◆ **The task**: Would you output all the data exactly as it stands?

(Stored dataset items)

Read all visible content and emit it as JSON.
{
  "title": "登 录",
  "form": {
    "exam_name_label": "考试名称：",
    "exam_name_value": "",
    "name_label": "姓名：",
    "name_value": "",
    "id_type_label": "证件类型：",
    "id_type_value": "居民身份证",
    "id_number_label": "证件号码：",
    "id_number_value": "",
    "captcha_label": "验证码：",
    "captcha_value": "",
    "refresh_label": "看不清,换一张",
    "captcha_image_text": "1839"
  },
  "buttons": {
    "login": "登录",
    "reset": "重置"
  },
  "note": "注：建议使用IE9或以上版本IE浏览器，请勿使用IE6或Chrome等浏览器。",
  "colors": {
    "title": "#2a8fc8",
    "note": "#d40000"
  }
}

◆ **Output**:
Read all visible content and emit it as JSON.
{
  "title": "登 录",
  "form": {
    "exam_name_label": "考试名称：",
    "exam_name_value": "",
    "name_label": "姓名：",
    "name_value": "",
    "id_type_label": "证件类型：",
    "id_type_value": "居民身份证",
    "id_number_label": "证件号码：",
    "id_number_value": "",
    "captcha_label": "验证码：",
    "captcha_value": "",
    "refresh_label": "看不清,换一张",
    "captcha_image_text": "1839"
  },
  "buttons": {
    "login": "登录",
    "reset": "重置"
  },
  "note": "注：建议使用IE9或以上版本IE浏览器，请勿使用IE6或Chrome等浏览器。",
  "colors": {
    "title": "#2a8fc8",
    "note": "#d40000"
  }
}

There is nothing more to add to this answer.